* [BRIEF]
For the entries below, report the number of lines where the string "JSON" appears, and only that number.
________________
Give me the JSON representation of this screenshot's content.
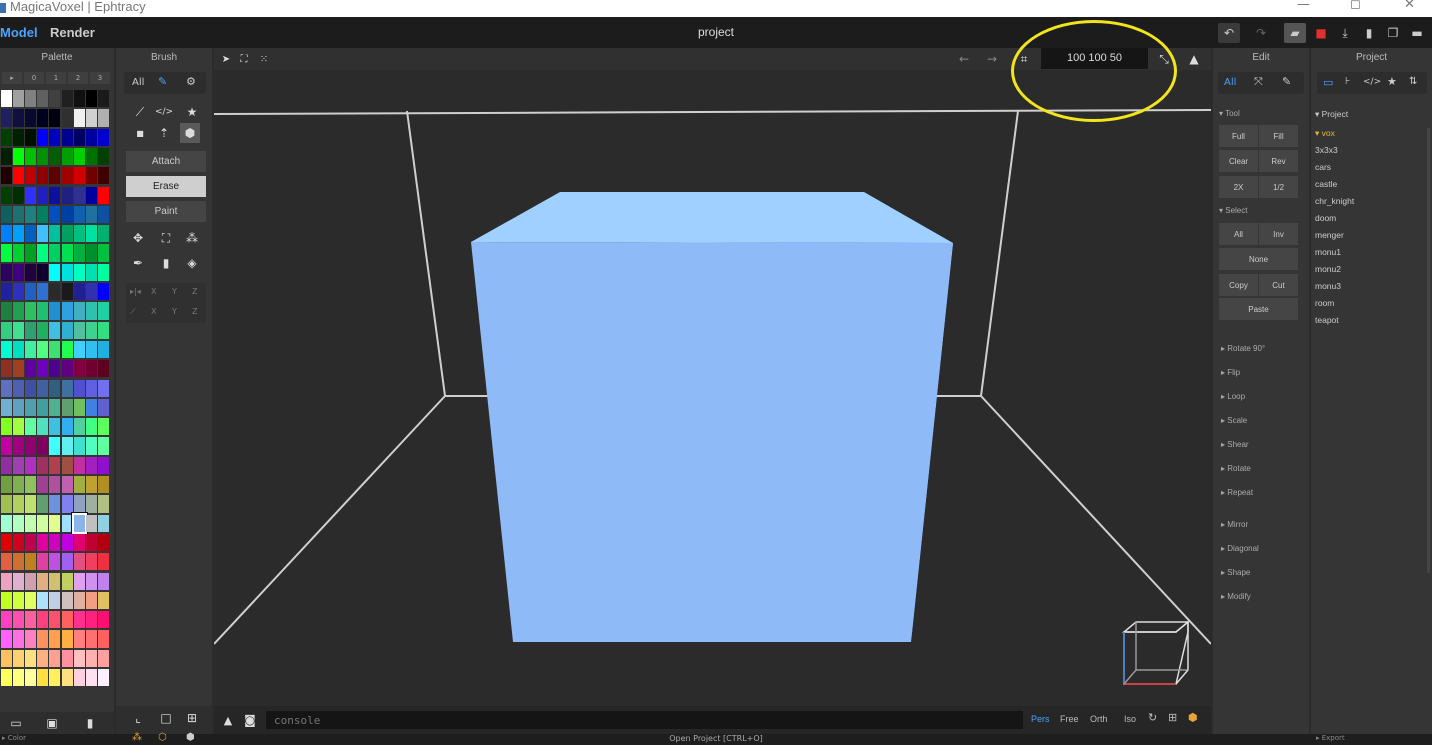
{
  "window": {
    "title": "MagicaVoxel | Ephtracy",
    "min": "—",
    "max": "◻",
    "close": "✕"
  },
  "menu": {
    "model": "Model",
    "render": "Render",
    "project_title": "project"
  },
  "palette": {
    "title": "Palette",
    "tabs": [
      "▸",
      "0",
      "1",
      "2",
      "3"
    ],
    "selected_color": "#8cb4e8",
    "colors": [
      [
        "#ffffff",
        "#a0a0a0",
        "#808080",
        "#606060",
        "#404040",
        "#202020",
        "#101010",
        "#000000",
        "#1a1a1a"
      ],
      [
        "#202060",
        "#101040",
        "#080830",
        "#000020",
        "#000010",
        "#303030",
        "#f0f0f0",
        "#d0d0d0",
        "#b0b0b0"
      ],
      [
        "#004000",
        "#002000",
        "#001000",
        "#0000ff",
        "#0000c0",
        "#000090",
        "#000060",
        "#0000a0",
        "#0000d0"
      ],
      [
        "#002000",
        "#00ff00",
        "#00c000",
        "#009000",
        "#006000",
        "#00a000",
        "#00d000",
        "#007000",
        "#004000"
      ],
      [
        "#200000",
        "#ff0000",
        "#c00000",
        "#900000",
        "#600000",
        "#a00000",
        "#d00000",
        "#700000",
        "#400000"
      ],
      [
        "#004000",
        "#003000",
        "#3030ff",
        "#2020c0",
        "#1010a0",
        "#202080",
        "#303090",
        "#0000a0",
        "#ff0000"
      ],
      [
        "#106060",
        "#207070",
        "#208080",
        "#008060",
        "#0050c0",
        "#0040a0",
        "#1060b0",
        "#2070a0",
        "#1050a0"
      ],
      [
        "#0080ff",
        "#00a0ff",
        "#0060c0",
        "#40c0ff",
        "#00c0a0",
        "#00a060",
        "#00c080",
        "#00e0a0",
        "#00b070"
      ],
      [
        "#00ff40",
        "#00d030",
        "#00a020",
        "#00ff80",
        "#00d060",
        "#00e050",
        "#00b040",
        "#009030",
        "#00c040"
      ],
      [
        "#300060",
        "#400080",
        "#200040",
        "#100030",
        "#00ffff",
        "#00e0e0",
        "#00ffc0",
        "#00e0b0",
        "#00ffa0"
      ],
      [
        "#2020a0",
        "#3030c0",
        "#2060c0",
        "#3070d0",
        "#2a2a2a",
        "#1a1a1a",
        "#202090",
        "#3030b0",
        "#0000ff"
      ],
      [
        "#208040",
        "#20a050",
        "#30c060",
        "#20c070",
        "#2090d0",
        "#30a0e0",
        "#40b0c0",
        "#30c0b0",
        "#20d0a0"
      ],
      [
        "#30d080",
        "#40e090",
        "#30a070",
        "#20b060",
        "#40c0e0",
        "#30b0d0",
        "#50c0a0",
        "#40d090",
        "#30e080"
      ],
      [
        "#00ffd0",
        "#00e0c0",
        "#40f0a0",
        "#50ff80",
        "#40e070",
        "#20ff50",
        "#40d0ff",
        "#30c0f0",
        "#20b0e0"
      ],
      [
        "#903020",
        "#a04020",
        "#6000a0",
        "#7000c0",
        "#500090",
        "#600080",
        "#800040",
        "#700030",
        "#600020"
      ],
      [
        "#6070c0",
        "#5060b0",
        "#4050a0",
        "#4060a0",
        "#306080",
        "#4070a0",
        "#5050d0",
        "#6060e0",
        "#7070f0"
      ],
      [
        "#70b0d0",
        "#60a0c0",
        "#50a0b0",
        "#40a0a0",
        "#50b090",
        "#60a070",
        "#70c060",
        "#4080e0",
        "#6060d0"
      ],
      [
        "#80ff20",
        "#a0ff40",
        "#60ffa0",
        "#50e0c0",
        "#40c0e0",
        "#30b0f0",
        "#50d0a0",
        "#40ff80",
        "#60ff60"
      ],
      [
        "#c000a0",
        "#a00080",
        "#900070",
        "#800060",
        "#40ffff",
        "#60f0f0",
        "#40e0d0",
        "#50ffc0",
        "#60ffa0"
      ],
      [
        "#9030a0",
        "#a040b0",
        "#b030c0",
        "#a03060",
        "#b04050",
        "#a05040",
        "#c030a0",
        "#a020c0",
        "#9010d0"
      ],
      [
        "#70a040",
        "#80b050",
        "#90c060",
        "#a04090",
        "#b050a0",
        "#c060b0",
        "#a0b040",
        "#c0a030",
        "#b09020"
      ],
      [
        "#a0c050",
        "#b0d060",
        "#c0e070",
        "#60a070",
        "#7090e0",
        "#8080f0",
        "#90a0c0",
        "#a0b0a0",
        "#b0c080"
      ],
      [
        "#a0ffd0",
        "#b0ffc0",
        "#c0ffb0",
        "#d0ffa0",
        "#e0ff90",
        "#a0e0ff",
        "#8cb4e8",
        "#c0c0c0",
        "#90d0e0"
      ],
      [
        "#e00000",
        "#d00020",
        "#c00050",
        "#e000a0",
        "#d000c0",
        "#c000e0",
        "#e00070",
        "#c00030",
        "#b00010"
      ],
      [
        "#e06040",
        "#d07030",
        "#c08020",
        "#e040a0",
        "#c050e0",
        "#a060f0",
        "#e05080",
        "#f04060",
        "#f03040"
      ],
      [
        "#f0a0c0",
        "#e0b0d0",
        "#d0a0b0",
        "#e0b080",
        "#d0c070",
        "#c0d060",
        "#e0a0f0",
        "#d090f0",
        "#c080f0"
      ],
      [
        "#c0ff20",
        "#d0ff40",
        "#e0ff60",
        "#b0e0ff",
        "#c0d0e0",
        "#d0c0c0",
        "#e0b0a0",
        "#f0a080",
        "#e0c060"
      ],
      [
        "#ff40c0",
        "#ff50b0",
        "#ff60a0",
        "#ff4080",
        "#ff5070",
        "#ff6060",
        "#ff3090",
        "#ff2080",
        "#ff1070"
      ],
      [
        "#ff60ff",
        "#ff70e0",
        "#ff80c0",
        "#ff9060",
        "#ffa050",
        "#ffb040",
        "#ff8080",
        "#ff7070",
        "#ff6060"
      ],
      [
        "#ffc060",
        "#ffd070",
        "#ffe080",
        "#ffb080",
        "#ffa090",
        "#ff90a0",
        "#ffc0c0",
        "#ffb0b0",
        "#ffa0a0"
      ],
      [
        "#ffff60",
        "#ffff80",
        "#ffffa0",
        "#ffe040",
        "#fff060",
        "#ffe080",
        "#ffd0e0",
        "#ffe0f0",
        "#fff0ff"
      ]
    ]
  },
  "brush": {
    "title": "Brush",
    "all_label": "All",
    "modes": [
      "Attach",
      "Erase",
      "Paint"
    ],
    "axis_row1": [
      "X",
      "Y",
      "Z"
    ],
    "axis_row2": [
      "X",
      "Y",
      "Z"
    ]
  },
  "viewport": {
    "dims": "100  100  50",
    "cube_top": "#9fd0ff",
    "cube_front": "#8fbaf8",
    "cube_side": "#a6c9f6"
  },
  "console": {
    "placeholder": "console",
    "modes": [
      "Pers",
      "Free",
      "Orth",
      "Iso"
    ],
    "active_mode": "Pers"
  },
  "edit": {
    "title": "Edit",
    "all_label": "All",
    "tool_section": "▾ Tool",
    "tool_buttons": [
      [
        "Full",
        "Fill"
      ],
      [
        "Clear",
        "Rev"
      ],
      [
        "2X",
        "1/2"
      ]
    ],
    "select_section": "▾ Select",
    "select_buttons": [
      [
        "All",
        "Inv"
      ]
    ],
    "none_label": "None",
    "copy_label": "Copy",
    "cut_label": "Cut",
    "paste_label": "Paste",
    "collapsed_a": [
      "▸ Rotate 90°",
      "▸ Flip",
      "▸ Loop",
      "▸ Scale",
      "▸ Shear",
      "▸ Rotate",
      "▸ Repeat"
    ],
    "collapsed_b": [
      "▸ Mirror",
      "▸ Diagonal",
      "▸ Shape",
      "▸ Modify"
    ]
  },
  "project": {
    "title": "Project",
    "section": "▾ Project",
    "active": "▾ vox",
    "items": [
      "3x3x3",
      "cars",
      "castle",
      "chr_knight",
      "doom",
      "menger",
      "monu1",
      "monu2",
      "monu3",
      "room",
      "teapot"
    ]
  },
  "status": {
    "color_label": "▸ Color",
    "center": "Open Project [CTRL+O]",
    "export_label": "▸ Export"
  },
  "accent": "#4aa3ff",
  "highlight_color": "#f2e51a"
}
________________
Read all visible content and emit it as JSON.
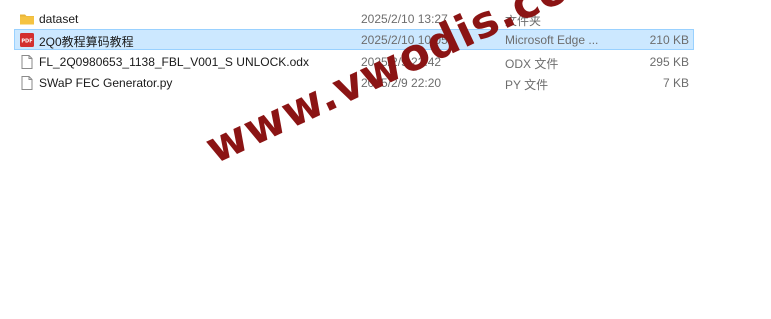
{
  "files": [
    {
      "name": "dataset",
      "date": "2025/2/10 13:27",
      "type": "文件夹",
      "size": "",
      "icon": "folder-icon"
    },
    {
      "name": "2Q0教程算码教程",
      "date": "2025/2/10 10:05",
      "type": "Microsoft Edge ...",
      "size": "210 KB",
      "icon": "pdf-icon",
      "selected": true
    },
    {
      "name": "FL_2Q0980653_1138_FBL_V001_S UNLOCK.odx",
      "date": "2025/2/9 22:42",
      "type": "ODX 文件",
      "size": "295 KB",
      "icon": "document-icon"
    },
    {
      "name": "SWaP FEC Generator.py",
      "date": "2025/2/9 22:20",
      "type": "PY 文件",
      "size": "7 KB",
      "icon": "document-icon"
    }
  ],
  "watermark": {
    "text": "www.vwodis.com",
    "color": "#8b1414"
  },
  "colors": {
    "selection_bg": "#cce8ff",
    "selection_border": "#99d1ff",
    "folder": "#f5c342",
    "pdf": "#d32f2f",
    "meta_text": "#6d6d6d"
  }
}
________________
* [OUTPUT FOR THIS TASK]
2